The Algonquin Hotel is smack in the theater district, and in walking distance of a variety of shops and restaurants. My daughter and I go around the block to try out the famous cheesecake at Junior’s. On the way, we pass food carts selling halal hot dogs, T-shirt vendors, and the notorious Naked Cowboy, strumming a guitar in underpants. Later, we visit a bookstore on Fifth Avenue, and take in a musical at the Minskoff Theater. When we return to the hotel, Hamlet is again sleeping in the window, but this time we can see his sweet face and catch a glimpse of his blue collar.
I imagine that the ghost of animal-lover Dorothy Parker is lingering somewhere nearby, admiring him as well. Parker wrote, “New York is always a little more than you had hoped for.” The same could be said for this charming hotel.

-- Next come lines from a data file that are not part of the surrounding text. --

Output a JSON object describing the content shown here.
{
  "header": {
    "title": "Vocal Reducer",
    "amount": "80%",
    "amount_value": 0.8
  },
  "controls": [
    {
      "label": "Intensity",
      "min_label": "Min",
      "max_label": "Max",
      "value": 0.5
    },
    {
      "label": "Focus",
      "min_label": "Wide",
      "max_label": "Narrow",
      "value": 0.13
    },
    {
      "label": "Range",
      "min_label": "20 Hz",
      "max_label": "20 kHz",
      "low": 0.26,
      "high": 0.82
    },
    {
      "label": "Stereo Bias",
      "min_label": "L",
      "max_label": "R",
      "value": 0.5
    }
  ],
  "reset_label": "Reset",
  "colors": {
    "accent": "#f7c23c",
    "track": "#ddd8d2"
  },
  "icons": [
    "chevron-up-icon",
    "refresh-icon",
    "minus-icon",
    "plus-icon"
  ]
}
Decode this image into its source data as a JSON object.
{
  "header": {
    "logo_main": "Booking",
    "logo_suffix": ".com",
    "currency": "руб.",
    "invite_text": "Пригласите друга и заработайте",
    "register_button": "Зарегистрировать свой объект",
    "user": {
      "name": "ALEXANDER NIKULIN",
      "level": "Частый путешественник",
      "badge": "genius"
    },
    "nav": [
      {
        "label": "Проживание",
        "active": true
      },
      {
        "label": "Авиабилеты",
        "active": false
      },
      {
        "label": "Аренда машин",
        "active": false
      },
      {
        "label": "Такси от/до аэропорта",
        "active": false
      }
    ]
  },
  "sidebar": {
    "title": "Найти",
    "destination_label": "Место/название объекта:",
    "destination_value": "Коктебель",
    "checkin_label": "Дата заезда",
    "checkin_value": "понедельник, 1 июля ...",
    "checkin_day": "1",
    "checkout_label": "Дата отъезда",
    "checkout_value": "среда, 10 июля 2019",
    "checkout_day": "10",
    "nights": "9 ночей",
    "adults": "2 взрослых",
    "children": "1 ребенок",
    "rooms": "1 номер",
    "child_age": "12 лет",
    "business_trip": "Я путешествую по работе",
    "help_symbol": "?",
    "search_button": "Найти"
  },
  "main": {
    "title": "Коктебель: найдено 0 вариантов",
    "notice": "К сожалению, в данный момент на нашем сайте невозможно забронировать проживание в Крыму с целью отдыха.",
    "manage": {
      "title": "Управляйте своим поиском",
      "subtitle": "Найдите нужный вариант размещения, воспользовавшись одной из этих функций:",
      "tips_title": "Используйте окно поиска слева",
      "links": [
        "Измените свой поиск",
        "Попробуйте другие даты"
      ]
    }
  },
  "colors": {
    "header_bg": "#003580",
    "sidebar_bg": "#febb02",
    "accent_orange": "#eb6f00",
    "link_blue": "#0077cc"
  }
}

Suzanne Kamata is the author of A Girls’ Guide to the Islands (Gemma Open Door, 2018) and Squeaky Wheels: Travels with My Daughter by Train, Plane, Metro, Tuk-tuk and Wheelchair (Wyatt-Mackenzie Publishing, 2019). Her travel writing has appeared in Wingspan, ANA’s inflight magazine; The Japan Times, the anthologies The Best Women’s Travel Writing, Vol. 11, A Pink Suitcase: 22 True Tales of Women’s Travel, and many other places.